So why am I talking about Moana now, and where does all this link in?
You see, grief doesn’t always happen immediately. For me, I was in the midst of a battle for Personal Independence Payment and only a few days after my father passed, I met with a legal representative to discuss whether or not they felt that they could help me. The court hearing itself wasn’t until five months after my father’s passing, which was a long time to be anxious and grieving.
For a long time after winning that battle, I was in a state of shock and calm. We’d won, and my mood was lifted, and with it, it seemed the grief went away. I grieved my father a few times when we were on vacation and even a few times over Christmas, but for the most part, I thought I was healing.
But then the reality came.
All of a sudden, I find myself yearning for him. I wake up at night with a racing heart and cold sweat, disoriented and confused. I walk and roam with no sense of going or direction and I feel perpetually “lost”. I feel, in my own words “homeless without a home, as though ‘home’ has been taken from me, as though I don’t know where ‘home’ even is anymore”. I experience all sorts of flashbacks and anything (usually food) can set my grief off. His favourite meal, a snack he used to buy me, even a photo of the sweets he bought on a whim for our wedding reception. After many conversations and the events that prevented me from being able to properly grieve my father, I was told by an online councillor that I was most likely experiencing more complicated grief, and if I find it hard to cope, I should go and see a doctor.

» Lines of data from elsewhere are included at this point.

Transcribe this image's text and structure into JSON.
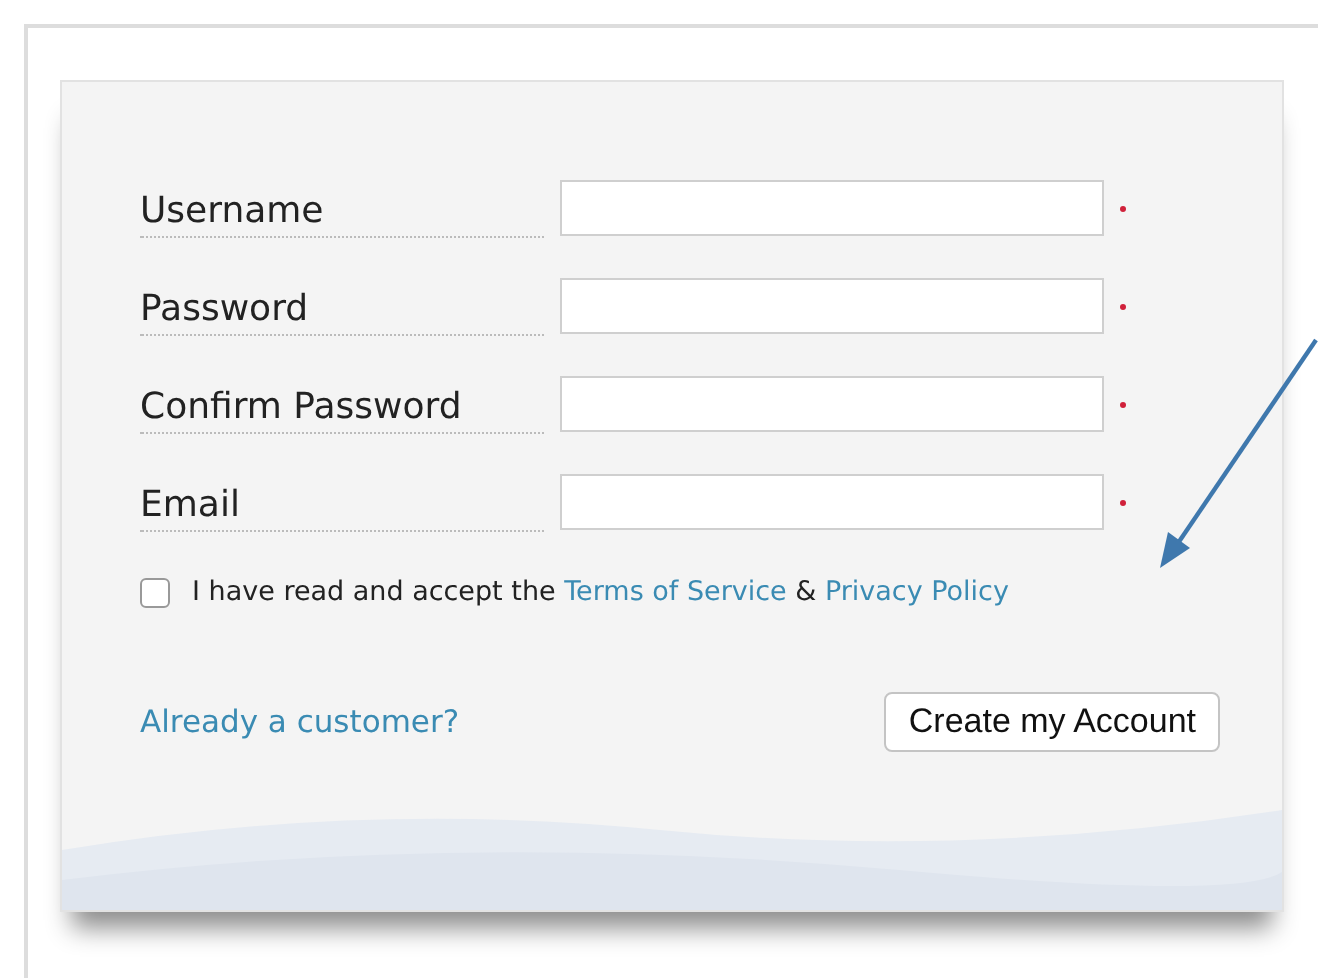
{
  "fields": [
    {
      "label": "Username",
      "required": true
    },
    {
      "label": "Password",
      "required": true
    },
    {
      "label": "Confirm Password",
      "required": true
    },
    {
      "label": "Email",
      "required": true
    }
  ],
  "agreement": {
    "checked": false,
    "text": "I have read and accept the",
    "terms_link": "Terms of Service",
    "joiner": "&",
    "privacy_link": "Privacy Policy"
  },
  "login_link": "Already a customer?",
  "submit_button": "Create my Account"
}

Lately, one of the things that I’ve been wondering is whether or not my blog should be a little more.. obscene. My stats show that the mental health stuff is among the least read, so maybe I should just rename myself again, do away with the mental health, the food and the dog and just focus on the sex stuff, perhaps. I never wanted Big, Bold & Bright to be like that but if that’s what the people want then that’s what the people get, right?

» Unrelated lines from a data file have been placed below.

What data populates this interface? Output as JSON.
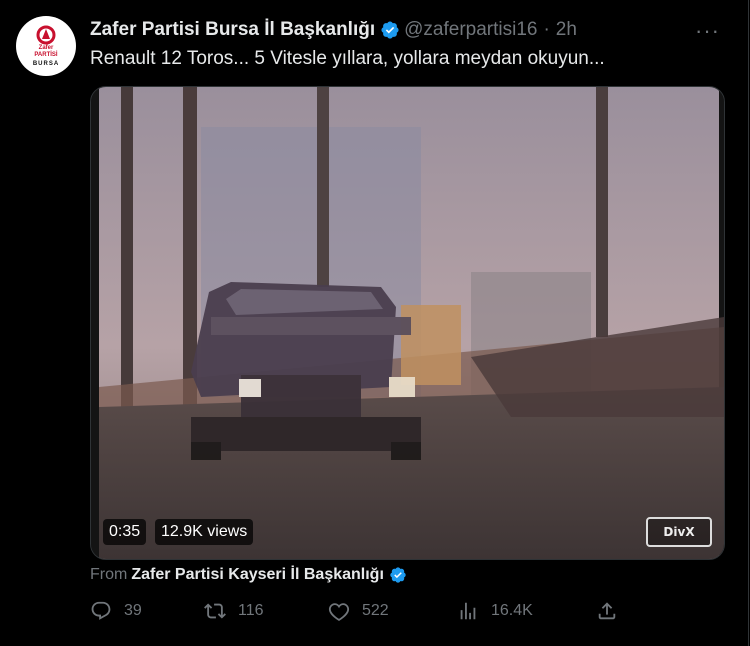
{
  "tweet": {
    "author_name": "Zafer Partisi Bursa İl Başkanlığı",
    "handle": "@zaferpartisi16",
    "separator": "·",
    "time": "2h",
    "text": "Renault 12 Toros... 5 Vitesle yıllara, yollara meydan okuyun...",
    "more_label": "···"
  },
  "avatar": {
    "logo_line1": "Zafer",
    "logo_line2": "PARTİSİ",
    "logo_line3": "BURSA"
  },
  "video": {
    "duration": "0:35",
    "views": "12.9K views",
    "watermark": "DivX"
  },
  "source": {
    "label": "From",
    "name": "Zafer Partisi Kayseri İl Başkanlığı"
  },
  "actions": {
    "replies": "39",
    "retweets": "116",
    "likes": "522",
    "views": "16.4K"
  },
  "colors": {
    "background": "#000000",
    "text": "#e7e9ea",
    "muted": "#71767b",
    "verified": "#1d9bf0",
    "brand_red": "#c8102e"
  },
  "icons": [
    "verified-badge-icon",
    "more-icon",
    "reply-icon",
    "retweet-icon",
    "like-icon",
    "views-icon",
    "share-icon",
    "play-video"
  ]
}
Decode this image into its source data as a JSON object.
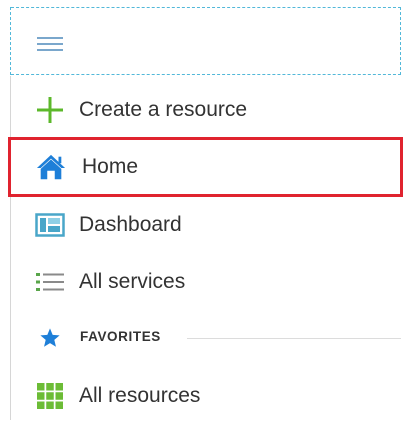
{
  "menu": {
    "hamburger_icon": "hamburger-menu-icon"
  },
  "items": [
    {
      "label": "Create a resource",
      "icon": "plus-icon",
      "icon_color": "#5cb82b"
    },
    {
      "label": "Home",
      "icon": "home-icon",
      "icon_color": "#1e7fd8",
      "highlighted": true,
      "highlight_color": "#e0232f"
    },
    {
      "label": "Dashboard",
      "icon": "dashboard-icon",
      "icon_color": "#49a6c9"
    },
    {
      "label": "All services",
      "icon": "list-icon",
      "icon_color": "#59a54a"
    }
  ],
  "favorites": {
    "label": "FAVORITES",
    "icon": "star-icon",
    "icon_color": "#1e7fd8",
    "items": [
      {
        "label": "All resources",
        "icon": "grid-icon",
        "icon_color": "#6cbc36"
      }
    ]
  }
}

It’s wrong because that’s not what I want, It’s not what’s in my heart. This is my Moana moment, and something else told me so.
In moments of absent-mindedness, I kept singing “The Song Of The Ancestors” under my breath. I’m not just a grieving girl, I am a woman on a mission. My father wouldn’t want me to sell myself out, and I know that now. Now that I know, I’m determined.
“That bloody song” I muttered slightly too loud.
“What’s that?” Mum asked.
“It’s alright, it’s a song from Moana” I explained.
“Oh, you know, your Dad loved that film.”
A sign that he’s with me? Perhaps, maybe.
** I highly encourage you to watch this video of Dwayne Johnson singing to his daughter, it’s tear-jerkingly beautiful!